Behavioral and Brain Sciences



Short Communication

Seeing, acting, and knowing


Zenon W. Pylyshyn a1
a1 Center for Cognitive Science, Rutgers University, New Brunswick, NJ 08854-8020 zenon@ruccs.rutgers.edu http://ruccs.rutgers.edu/faculty/pylyshyn.html

Abstract

The target article proposes that visual experience arises when sensorimotor contingencies are exploited in perception. This novel analysis of visual experience fares no better than the other proposals that the article rightly dismisses, and for the same reasons. Extracting invariants may be needed for recognition, but it is neither necessary nor sufficient for having a visual experience. While the idea that vision involves the active extraction of sensorimotor invariants has merit, it does not replace the need for perceptual representations.

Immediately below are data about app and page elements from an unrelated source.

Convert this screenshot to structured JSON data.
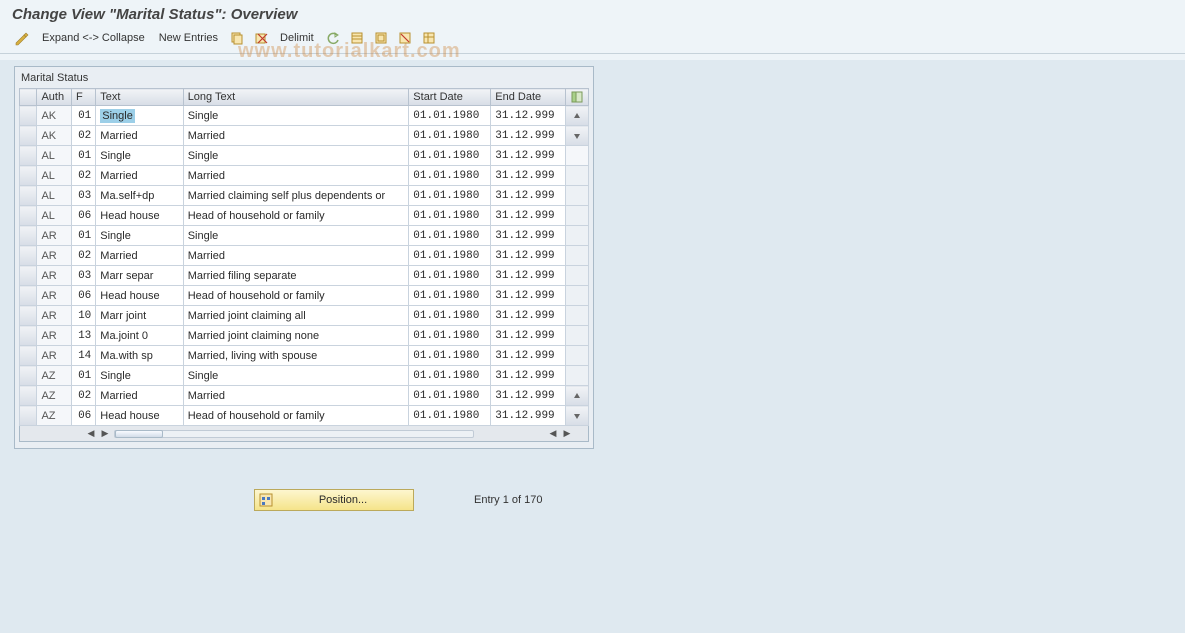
{
  "title": "Change View \"Marital Status\": Overview",
  "watermark": "www.tutorialkart.com",
  "toolbar": {
    "expand_collapse": "Expand <-> Collapse",
    "new_entries": "New Entries",
    "delimit": "Delimit"
  },
  "panel": {
    "title": "Marital Status"
  },
  "columns": {
    "auth": "Auth",
    "f": "F",
    "text": "Text",
    "long": "Long Text",
    "start": "Start Date",
    "end": "End Date"
  },
  "rows": [
    {
      "auth": "AK",
      "f": "01",
      "text": "Single",
      "long": "Single",
      "start": "01.01.1980",
      "end": "31.12.999",
      "selected": true
    },
    {
      "auth": "AK",
      "f": "02",
      "text": "Married",
      "long": "Married",
      "start": "01.01.1980",
      "end": "31.12.999"
    },
    {
      "auth": "AL",
      "f": "01",
      "text": "Single",
      "long": "Single",
      "start": "01.01.1980",
      "end": "31.12.999"
    },
    {
      "auth": "AL",
      "f": "02",
      "text": "Married",
      "long": "Married",
      "start": "01.01.1980",
      "end": "31.12.999"
    },
    {
      "auth": "AL",
      "f": "03",
      "text": "Ma.self+dp",
      "long": "Married claiming self plus dependents or",
      "start": "01.01.1980",
      "end": "31.12.999"
    },
    {
      "auth": "AL",
      "f": "06",
      "text": "Head house",
      "long": "Head of household or family",
      "start": "01.01.1980",
      "end": "31.12.999"
    },
    {
      "auth": "AR",
      "f": "01",
      "text": "Single",
      "long": "Single",
      "start": "01.01.1980",
      "end": "31.12.999"
    },
    {
      "auth": "AR",
      "f": "02",
      "text": "Married",
      "long": "Married",
      "start": "01.01.1980",
      "end": "31.12.999"
    },
    {
      "auth": "AR",
      "f": "03",
      "text": "Marr separ",
      "long": "Married filing separate",
      "start": "01.01.1980",
      "end": "31.12.999"
    },
    {
      "auth": "AR",
      "f": "06",
      "text": "Head house",
      "long": "Head of household or family",
      "start": "01.01.1980",
      "end": "31.12.999"
    },
    {
      "auth": "AR",
      "f": "10",
      "text": "Marr joint",
      "long": "Married joint claiming all",
      "start": "01.01.1980",
      "end": "31.12.999"
    },
    {
      "auth": "AR",
      "f": "13",
      "text": "Ma.joint 0",
      "long": "Married joint claiming none",
      "start": "01.01.1980",
      "end": "31.12.999"
    },
    {
      "auth": "AR",
      "f": "14",
      "text": "Ma.with sp",
      "long": "Married, living with spouse",
      "start": "01.01.1980",
      "end": "31.12.999"
    },
    {
      "auth": "AZ",
      "f": "01",
      "text": "Single",
      "long": "Single",
      "start": "01.01.1980",
      "end": "31.12.999"
    },
    {
      "auth": "AZ",
      "f": "02",
      "text": "Married",
      "long": "Married",
      "start": "01.01.1980",
      "end": "31.12.999"
    },
    {
      "auth": "AZ",
      "f": "06",
      "text": "Head house",
      "long": "Head of household or family",
      "start": "01.01.1980",
      "end": "31.12.999"
    }
  ],
  "footer": {
    "position_btn": "Position...",
    "entry_status": "Entry 1 of 170"
  }
}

Vision is not just for the immediate controlling of action; it is also for finding out about the world, from which inferences may be drawn and beliefs changed.